“During this visit, Iran’s gas export projects through Turkey were clarified and will soon be finalized,” PIN quoted the minister as saying on Friday.

“It was planned to increase the capacity of Iran’s pipeline, which is connected to the Turkish pipeline, and export gas to Europe jointly with Turkey,” said the minister without elaborating on when exports would begin.

Turkey buys gas via a pipeline from the northwestern Iranian city of Tabriz to Ankara, which was inaugurated in December 2001.

“There are three options to export gas from Iran to Europe via Turkey, of which, Nabucco Project (Turkey-Austria) and the existing pipe are still on the agenda,” Vaziri-Hamaneh said, stipulating 90 percent of Nabucco’s available capacity is going to be assigned for Iranian gas export venture.

“Moreover, five billion cubic meters of existing line between the two countries is to be allocated to us to transport gas to the border point destined for Europe,” the minister elaborated, adding his counterpart expressed his respective government’s willingness to invest in energy field in Iran during the talks held in Turkey last week.

It would appear that Austria is involved in this venture as well. Austria is the main European country involved in European-Turkish plans to resurrect the Ilisu project. The Ilisu project is specifially designed to forcibly displace up to 78,000 Kurds, destroy the ancient and beautiful city of Hasankeyf, as well as all the cultural artifacts of the area. It will also destroy any evidence of mass graves of those who became victims of the fascist policies of the Ankara regime.

Europeans should think twice before engaging in the unethical exploitation of the Kurdish people, something that the Europeans have so far ignored from their own greed. If they continue with unethical policies that severely affect Kurdistan, then it is fitting that they become indirect victims of those policies.

The EU has not been transparent with regard to Turkey’s EU accession requirements especially in regard to the political, cultural and human rights of the Kurdish people under Turkish occupation. Instead, the EU has ignored the suffering of Kurds and encouraged them to accept whatever the Ankara regime wishes to grant. All of this has been done for the sake of filthy lucre; in effect, the EU has sold the Kurds in order to turn a buck with Ankara. This is not acceptable.

Meanwhile, back in South Kurdistan, the evil mullah regime continued to bomb Kurdish villages. From the NYTimes:

SULAIMANIYA, Iraq, Aug. 19 — Artillery shells fired from Iran have landed in remote northern villages of Iraqi Kurdistan in the past four days and have killed at least two civilians and wounded four others, a senior Kurdish official said Saturday. Dozens of families have fled the region.

The shells have been aimed at an area around Qandil Mountain, known as a base for militant Kurdish opposition groups seeking independence from Turkey and Iran, said the official, Mustafa Sayed Qadir, a senior member of the Patriotic Union of Kurdistan, which governs the eastern half of Iraqi Kurdistan.
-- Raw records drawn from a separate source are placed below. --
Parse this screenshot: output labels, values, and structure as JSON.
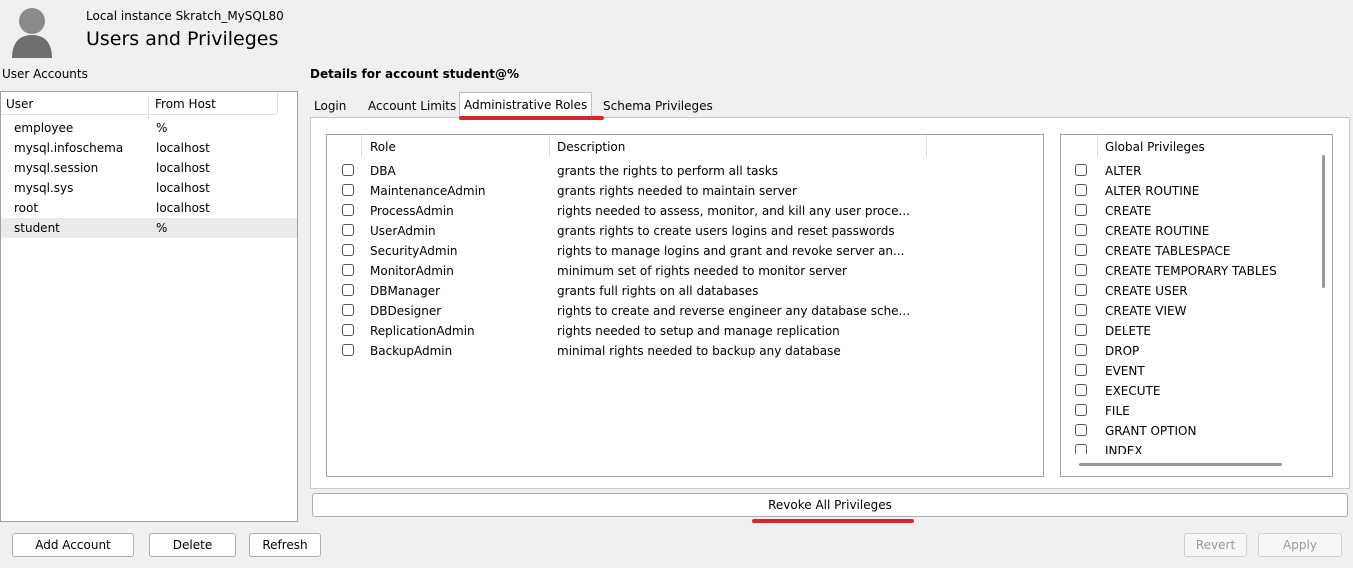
{
  "header": {
    "subtitle": "Local instance Skratch_MySQL80",
    "title": "Users and Privileges"
  },
  "user_accounts": {
    "label": "User Accounts",
    "columns": [
      "User",
      "From Host"
    ],
    "rows": [
      {
        "user": "employee",
        "host": "%"
      },
      {
        "user": "mysql.infoschema",
        "host": "localhost"
      },
      {
        "user": "mysql.session",
        "host": "localhost"
      },
      {
        "user": "mysql.sys",
        "host": "localhost"
      },
      {
        "user": "root",
        "host": "localhost"
      },
      {
        "user": "student",
        "host": "%"
      }
    ],
    "selected_user": "student"
  },
  "details": {
    "title": "Details for account student@%",
    "tabs": [
      "Login",
      "Account Limits",
      "Administrative Roles",
      "Schema Privileges"
    ],
    "active_tab": "Administrative Roles"
  },
  "roles": {
    "columns": [
      "Role",
      "Description"
    ],
    "rows": [
      {
        "role": "DBA",
        "description": "grants the rights to perform all tasks",
        "checked": false
      },
      {
        "role": "MaintenanceAdmin",
        "description": "grants rights needed to maintain server",
        "checked": false
      },
      {
        "role": "ProcessAdmin",
        "description": "rights needed to assess, monitor, and kill any user proce...",
        "checked": false
      },
      {
        "role": "UserAdmin",
        "description": "grants rights to create users logins and reset passwords",
        "checked": false
      },
      {
        "role": "SecurityAdmin",
        "description": "rights to manage logins and grant and revoke server an...",
        "checked": false
      },
      {
        "role": "MonitorAdmin",
        "description": "minimum set of rights needed to monitor server",
        "checked": false
      },
      {
        "role": "DBManager",
        "description": "grants full rights on all databases",
        "checked": false
      },
      {
        "role": "DBDesigner",
        "description": "rights to create and reverse engineer any database sche...",
        "checked": false
      },
      {
        "role": "ReplicationAdmin",
        "description": "rights needed to setup and manage replication",
        "checked": false
      },
      {
        "role": "BackupAdmin",
        "description": "minimal rights needed to backup any database",
        "checked": false
      }
    ]
  },
  "global_privileges": {
    "header": "Global Privileges",
    "items": [
      "ALTER",
      "ALTER ROUTINE",
      "CREATE",
      "CREATE ROUTINE",
      "CREATE TABLESPACE",
      "CREATE TEMPORARY TABLES",
      "CREATE USER",
      "CREATE VIEW",
      "DELETE",
      "DROP",
      "EVENT",
      "EXECUTE",
      "FILE",
      "GRANT OPTION",
      "INDEX"
    ]
  },
  "buttons": {
    "revoke": "Revoke All Privileges",
    "add_account": "Add Account",
    "delete": "Delete",
    "refresh": "Refresh",
    "revert": "Revert",
    "apply": "Apply"
  },
  "colors": {
    "highlight": "#d6262a",
    "background": "#f0f0f0"
  }
}
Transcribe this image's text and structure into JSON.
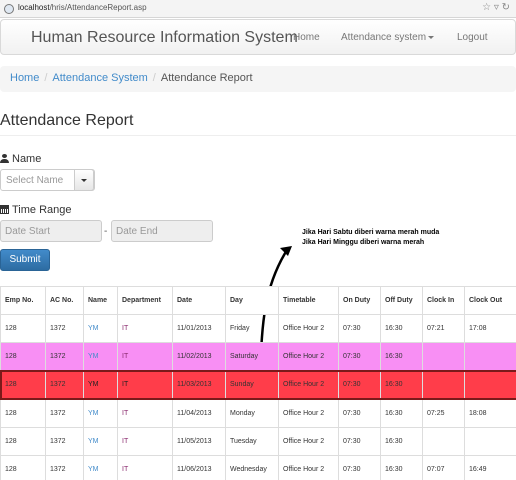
{
  "browser": {
    "url_host": "localhost",
    "url_path": "/hris/AttendanceReport.asp"
  },
  "navbar": {
    "brand": "Human Resource Information System",
    "home": "Home",
    "attendance": "Attendance system",
    "logout": "Logout"
  },
  "breadcrumb": {
    "home": "Home",
    "attendance": "Attendance System",
    "current": "Attendance Report"
  },
  "page": {
    "title": "Attendance Report"
  },
  "form": {
    "name_label": "Name",
    "name_placeholder": "Select Name",
    "range_label": "Time Range",
    "start_placeholder": "Date Start",
    "end_placeholder": "Date End",
    "dash": "-",
    "submit": "Submit"
  },
  "annotation": {
    "line1": "Jika Hari Sabtu diberi warna merah muda",
    "line2": "Jika Hari Minggu diberi warna merah"
  },
  "table": {
    "headers": [
      "Emp No.",
      "AC No.",
      "Name",
      "Department",
      "Date",
      "Day",
      "Timetable",
      "On Duty",
      "Off Duty",
      "Clock In",
      "Clock Out"
    ],
    "rows": [
      [
        "128",
        "1372",
        "YM",
        "IT",
        "11/01/2013",
        "Friday",
        "Office Hour 2",
        "07:30",
        "16:30",
        "07:21",
        "17:08"
      ],
      [
        "128",
        "1372",
        "YM",
        "IT",
        "11/02/2013",
        "Saturday",
        "Office Hour 2",
        "07:30",
        "16:30",
        "",
        ""
      ],
      [
        "128",
        "1372",
        "YM",
        "IT",
        "11/03/2013",
        "Sunday",
        "Office Hour 2",
        "07:30",
        "16:30",
        "",
        ""
      ],
      [
        "128",
        "1372",
        "YM",
        "IT",
        "11/04/2013",
        "Monday",
        "Office Hour 2",
        "07:30",
        "16:30",
        "07:25",
        "18:08"
      ],
      [
        "128",
        "1372",
        "YM",
        "IT",
        "11/05/2013",
        "Tuesday",
        "Office Hour 2",
        "07:30",
        "16:30",
        "",
        ""
      ],
      [
        "128",
        "1372",
        "YM",
        "IT",
        "11/06/2013",
        "Wednesday",
        "Office Hour 2",
        "07:30",
        "16:30",
        "07:07",
        "16:49"
      ]
    ]
  },
  "colors": {
    "saturday_row": "#f88ff4",
    "sunday_row": "#ff3d4a",
    "link": "#428bca",
    "submit": "#428bca"
  }
}
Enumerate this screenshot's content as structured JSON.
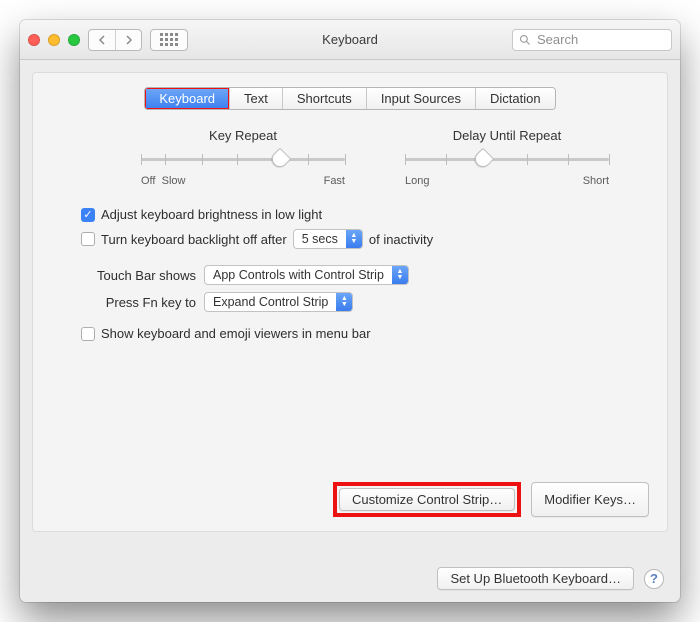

“A lot of homes have been damaged and livestock killed,” he said. A shepherd was wounded Saturday, and two women were among the three people wounded on previous days, he added.

The government of Iraq is aware of the shelling, which has taken place occasionally in recent months, but has not taken an official position, he said.

The president of Iraq, Jalal Talabani, is the head of the Patriotic Union of Kurdistan. He has at times had a close relationship with Iran, especially when he sought Iranian support in the 1990’s against rival Kurdish leaders and Saddam Hussein. But Mr. Talabani is also aware of the Iranian government’s poor treatment of its Kurdish minority. Iranian officials could not be reached for comment Saturday evening.

Iranian officials could not be reached for comment because they were busy on Saturday evening watching their business deal with Turkey go up in flames.

While the Baghdad government and the KRG are unwilling and unable to give a proper response to the aggressors, HPG and PJAK move freely through Turkish- and Iranian-occupied Kurdistan to do just that.

May they go from from strength to strength.